ATTEMPTS by Prime Minister Sir Michael Somare to stop the leadership tribunal from hearing charges of misconduct in office against him yesterday have been rejected, The National reports.
Responding to an application by the prime minister’s legal team to stay the hearing until a 2008 matter relating to the charges and the referral by the Ombudsman Commission are heard by the Supreme Court, tribunal chairman Roger Gyles said the tribunal “will proceed until such time when there is a National Court order” in place.
The denial of the request by the defence team, headed by Australian counsel Ian Molloy, came after the prime minister’s lawyers could not produce proof that there was written correspondence between Sir Michael and the ombudsman explaining the reasons over the leader’s failure in submitting his annual returns for the period specified in the charges.

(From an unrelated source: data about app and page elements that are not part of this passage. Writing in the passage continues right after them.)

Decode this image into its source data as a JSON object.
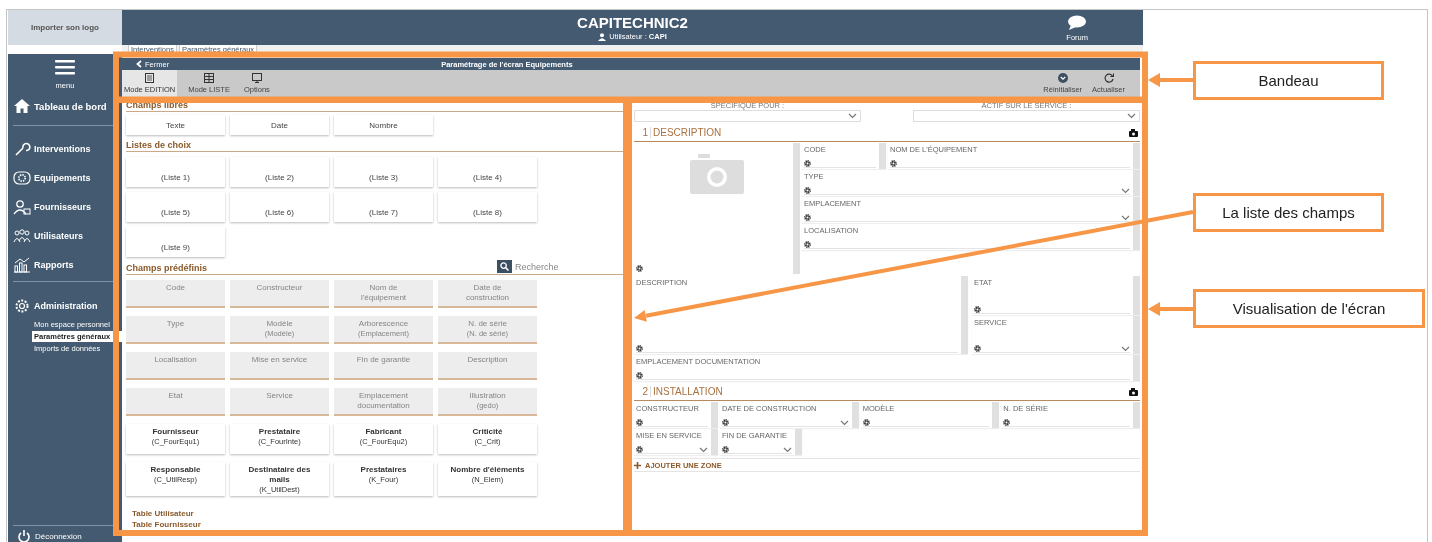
{
  "logo_placeholder": "Importer son logo",
  "header": {
    "title": "CAPITECHNIC2",
    "user": "Utilisateur : **CAPI**",
    "forum": "Forum"
  },
  "breadcrumb_tabs": [
    {
      "label": "Interventions"
    },
    {
      "label": "Paramètres généraux"
    }
  ],
  "sidebar": {
    "menu_label": "menu",
    "items": [
      {
        "label": "Tableau de bord"
      },
      {
        "label": "Interventions"
      },
      {
        "label": "Equipements"
      },
      {
        "label": "Fournisseurs"
      },
      {
        "label": "Utilisateurs"
      },
      {
        "label": "Rapports"
      }
    ],
    "admin": {
      "label": "Administration",
      "children": [
        {
          "label": "Mon espace personnel",
          "selected": false
        },
        {
          "label": "Paramètres généraux",
          "selected": true
        },
        {
          "label": "Imports de données",
          "selected": false
        }
      ]
    },
    "logout": "Déconnexion"
  },
  "editor": {
    "close": "Fermer",
    "title": "Paramétrage de l'écran Equipements",
    "modes": [
      {
        "label": "Mode EDITION",
        "selected": true
      },
      {
        "label": "Mode LISTE",
        "selected": false
      },
      {
        "label": "Options",
        "selected": false
      }
    ],
    "actions": [
      {
        "label": "Réinitialiser"
      },
      {
        "label": "Actualiser"
      }
    ]
  },
  "fields_panel": {
    "free_title": "Champs libres",
    "free_fields": [
      "Texte",
      "Date",
      "Nombre"
    ],
    "lists_title": "Listes de choix",
    "lists": [
      "(Liste 1)",
      "(Liste 2)",
      "(Liste 3)",
      "(Liste 4)",
      "(Liste 5)",
      "(Liste 6)",
      "(Liste 7)",
      "(Liste 8)",
      "(Liste 9)"
    ],
    "predefined_title": "Champs prédéfinis",
    "search": {
      "placeholder": "Recherche"
    },
    "predefined": [
      {
        "name": "Code",
        "disabled": true
      },
      {
        "name": "Constructeur",
        "disabled": true
      },
      {
        "name": "Nom de l'équipement",
        "disabled": true
      },
      {
        "name": "Date de construction",
        "disabled": true
      },
      {
        "name": "Type",
        "disabled": true
      },
      {
        "name": "Modèle",
        "code": "(Modèle)",
        "disabled": true
      },
      {
        "name": "Arborescence",
        "code": "(Emplacement)",
        "disabled": true
      },
      {
        "name": "N. de série",
        "code": "(N. de série)",
        "disabled": true
      },
      {
        "name": "Localisation",
        "disabled": true
      },
      {
        "name": "Mise en service",
        "disabled": true
      },
      {
        "name": "Fin de garantie",
        "disabled": true
      },
      {
        "name": "Description",
        "disabled": true
      },
      {
        "name": "Etat",
        "disabled": true
      },
      {
        "name": "Service",
        "disabled": true
      },
      {
        "name": "Emplacement documentation",
        "disabled": true
      },
      {
        "name": "Illustration",
        "code": "(gedo)",
        "disabled": true
      },
      {
        "name": "Fournisseur",
        "code": "(C_FourEqu1)",
        "disabled": false
      },
      {
        "name": "Prestataire",
        "code": "(C_FourInte)",
        "disabled": false
      },
      {
        "name": "Fabricant",
        "code": "(C_FourEqu2)",
        "disabled": false
      },
      {
        "name": "Criticité",
        "code": "(C_Crit)",
        "disabled": false
      },
      {
        "name": "Responsable",
        "code": "(C_UtilResp)",
        "disabled": false
      },
      {
        "name": "Destinataire des mails",
        "code": "(K_UtilDest)",
        "disabled": false
      },
      {
        "name": "Prestataires",
        "code": "(K_Four)",
        "disabled": false
      },
      {
        "name": "Nombre d'éléments",
        "code": "(N_Elem)",
        "disabled": false
      }
    ],
    "tables": [
      "Table Utilisateur",
      "Table Fournisseur"
    ]
  },
  "preview": {
    "selects": [
      {
        "label": "SPECIFIQUE POUR :"
      },
      {
        "label": "ACTIF SUR LE SERVICE :"
      }
    ],
    "zones": [
      {
        "number": "1",
        "title": "DESCRIPTION",
        "blocks": [
          {
            "kind": "photo",
            "rows": [
              [
                {
                  "label": "CODE",
                  "kind": "text"
                },
                {
                  "label": "NOM DE L'ÉQUIPEMENT",
                  "kind": "text"
                }
              ],
              [
                {
                  "label": "TYPE",
                  "kind": "select"
                }
              ],
              [
                {
                  "label": "EMPLACEMENT",
                  "kind": "select"
                }
              ],
              [
                {
                  "label": "LOCALISATION",
                  "kind": "text"
                }
              ]
            ]
          },
          {
            "kind": "split",
            "main": {
              "label": "DESCRIPTION",
              "kind": "textarea"
            },
            "side": [
              {
                "label": "ETAT",
                "kind": "text"
              },
              {
                "label": "SERVICE",
                "kind": "select"
              }
            ]
          },
          {
            "kind": "row",
            "fields": [
              {
                "label": "EMPLACEMENT DOCUMENTATION",
                "kind": "text"
              }
            ]
          }
        ]
      },
      {
        "number": "2",
        "title": "INSTALLATION",
        "blocks": [
          {
            "kind": "row",
            "fields": [
              {
                "label": "CONSTRUCTEUR",
                "kind": "text"
              },
              {
                "label": "DATE DE CONSTRUCTION",
                "kind": "select"
              },
              {
                "label": "MODÈLE",
                "kind": "text"
              },
              {
                "label": "N. DE SÉRIE",
                "kind": "text"
              }
            ]
          },
          {
            "kind": "compact-row",
            "fields": [
              {
                "label": "MISE EN SERVICE",
                "kind": "select"
              },
              {
                "label": "FIN DE GARANTIE",
                "kind": "select"
              }
            ]
          }
        ]
      }
    ],
    "add_zone": "AJOUTER UNE ZONE"
  },
  "annotations": [
    {
      "label": "Bandeau"
    },
    {
      "label": "La liste des champs"
    },
    {
      "label": "Visualisation de l'écran"
    }
  ]
}
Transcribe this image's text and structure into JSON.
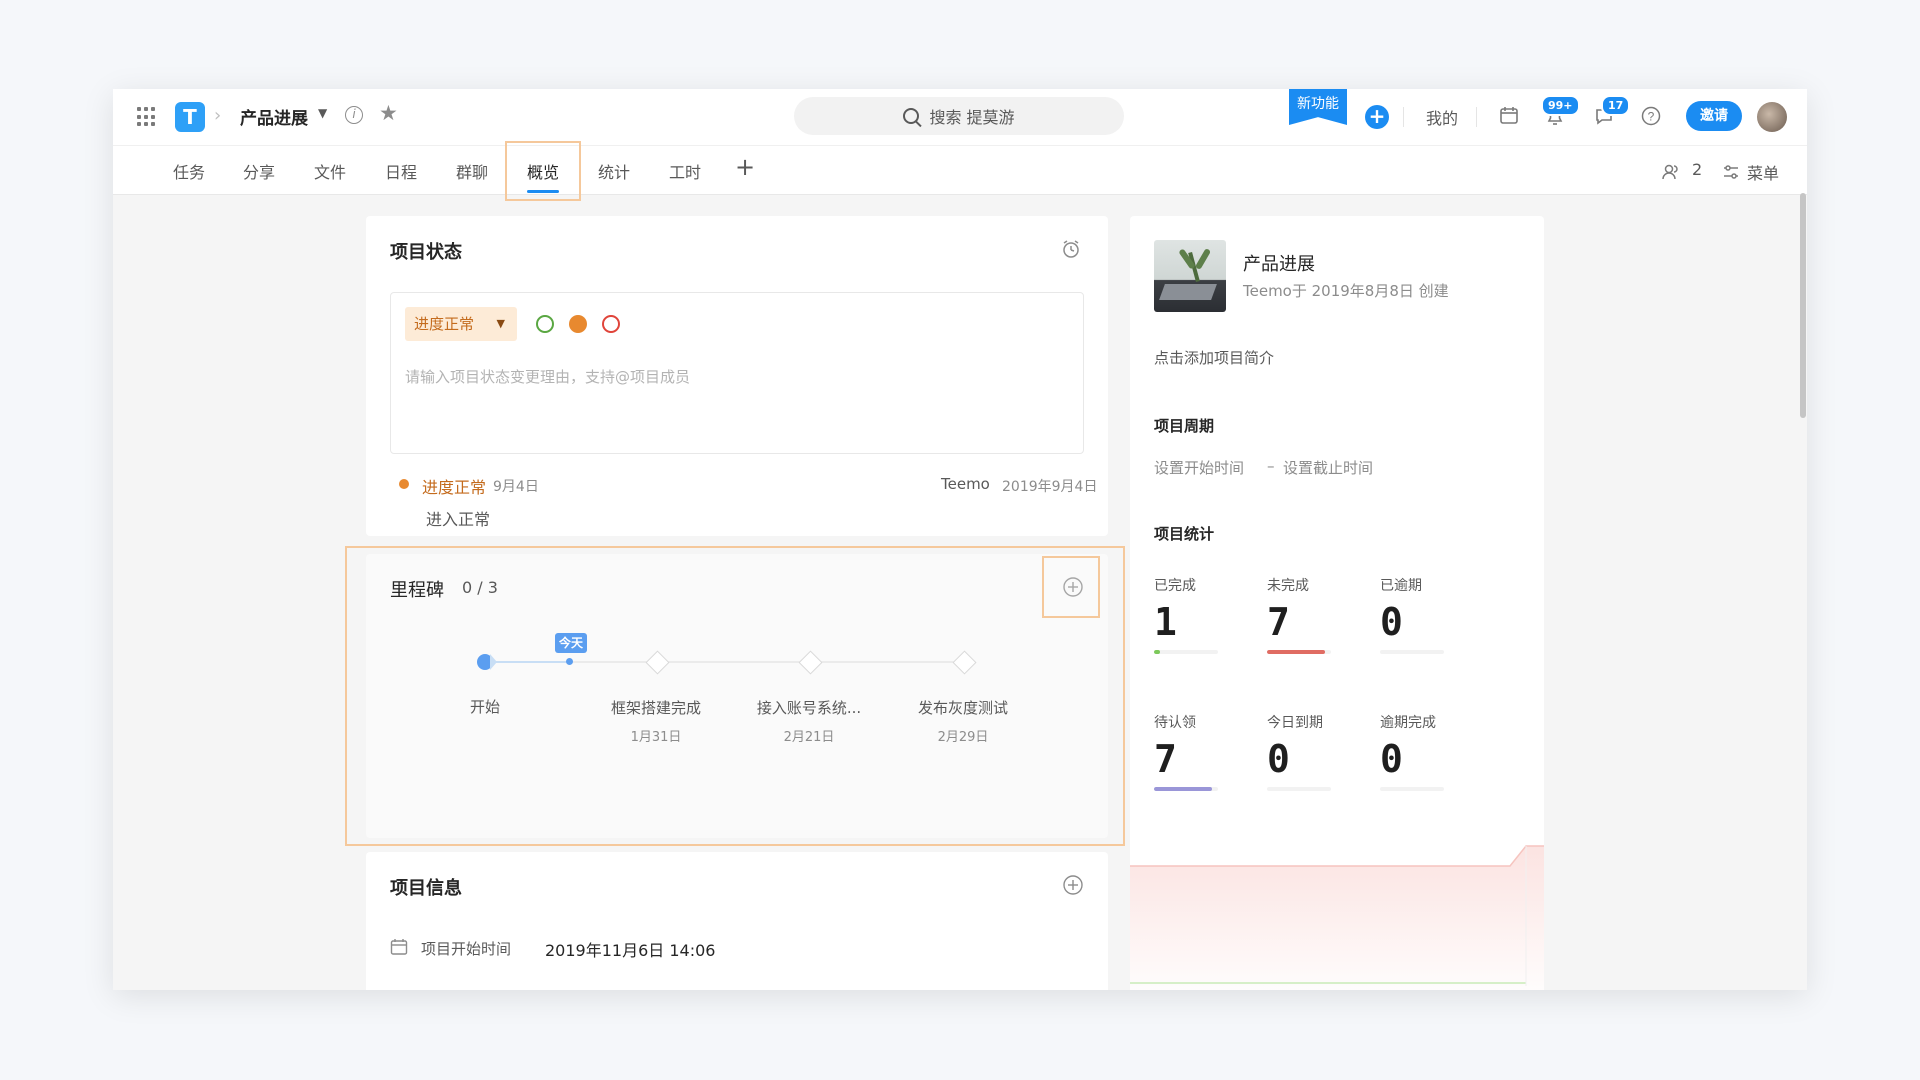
{
  "header": {
    "project_title": "产品进展",
    "search_placeholder": "搜索 提莫游",
    "new_feature": "新功能",
    "mine": "我的",
    "notifications_badge": "99+",
    "messages_badge": "17",
    "invite": "邀请"
  },
  "tabs": [
    {
      "label": "任务"
    },
    {
      "label": "分享"
    },
    {
      "label": "文件"
    },
    {
      "label": "日程"
    },
    {
      "label": "群聊"
    },
    {
      "label": "概览",
      "active": true
    },
    {
      "label": "统计"
    },
    {
      "label": "工时"
    }
  ],
  "toolbar": {
    "members_count": "2",
    "menu": "菜单"
  },
  "project_status": {
    "title": "项目状态",
    "selected": "进度正常",
    "placeholder": "请输入项目状态变更理由，支持@项目成员",
    "status_colors": [
      "#5aa742",
      "#e8892f",
      "#e0443a"
    ],
    "log": {
      "status": "进度正常",
      "date": "9月4日",
      "author": "Teemo",
      "timestamp": "2019年9月4日",
      "note": "进入正常"
    }
  },
  "milestones": {
    "title": "里程碑",
    "count": "0 / 3",
    "today": "今天",
    "items": [
      {
        "label": "开始",
        "date": ""
      },
      {
        "label": "框架搭建完成",
        "date": "1月31日"
      },
      {
        "label": "接入账号系统...",
        "date": "2月21日"
      },
      {
        "label": "发布灰度测试",
        "date": "2月29日"
      }
    ]
  },
  "project_info": {
    "title": "项目信息",
    "start_label": "项目开始时间",
    "start_value": "2019年11月6日 14:06"
  },
  "sidebar": {
    "name": "产品进展",
    "created": "Teemo于 2019年8月8日 创建",
    "add_intro": "点击添加项目简介",
    "period_title": "项目周期",
    "period_start": "设置开始时间",
    "period_dash": "–",
    "period_end": "设置截止时间",
    "stats_title": "项目统计",
    "stats": [
      {
        "label": "已完成",
        "value": "1",
        "color": "#7cc95a",
        "fill": 0.1
      },
      {
        "label": "未完成",
        "value": "7",
        "color": "#e06c63",
        "fill": 0.9
      },
      {
        "label": "已逾期",
        "value": "0",
        "color": "#e06c63",
        "fill": 0
      },
      {
        "label": "待认领",
        "value": "7",
        "color": "#9a96d8",
        "fill": 0.9
      },
      {
        "label": "今日到期",
        "value": "0",
        "color": "#e8c38a",
        "fill": 0
      },
      {
        "label": "逾期完成",
        "value": "0",
        "color": "#e06c63",
        "fill": 0
      }
    ]
  }
}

Midway into the tribunal hearing yesterday morning, the defence team had requested for an adjournment to produce a letter from their office. However, upon reconvening after 30 minutes, Molloy informed the tribunal panel that they could not locate the letter.
“You mean to say there is no such letter?” tribunal co-judge Sir Robin Auld asked Molloy, who said that was what it seemed like.
Gyles then ruled that the stay application be shelved.
The tribunal also deferred its decision to have the prime minister suspended from office, according to section 142(6) of the constitution, to next Monday when both parties had presented their arguments.
Responding to an application by the public prosecution team, headed by Kaluwin Pondros, to effect the suspension, Molloy argued that such a move would not be in the best interest of Sir Michael in his current role as prime minister and that of the public.
Both parties were then directed to present their arguments next Monday before a ruling could be made on the application.
The tribunal reconvened at 1.30pm yesterday for Kaluwin to present all individual charges against the prime minister.
Hearing was suspended when Molloy asked for an adjournment to 1.30pm today to await the arrival of an accountant from Australia to be the prime minister’s witness. The accountant is expected in Port Moresby at 8.30am today.
* Failing without reasonable excuse to give annual statements to the Ombudsman Commission – under which there were five separate instances;
*Failure to give annual statements, at least once in every period of 12 months – eight individual charges were cited; and
*Incomplete annual statements – 12 individual charges listed.
The tribunal continues today.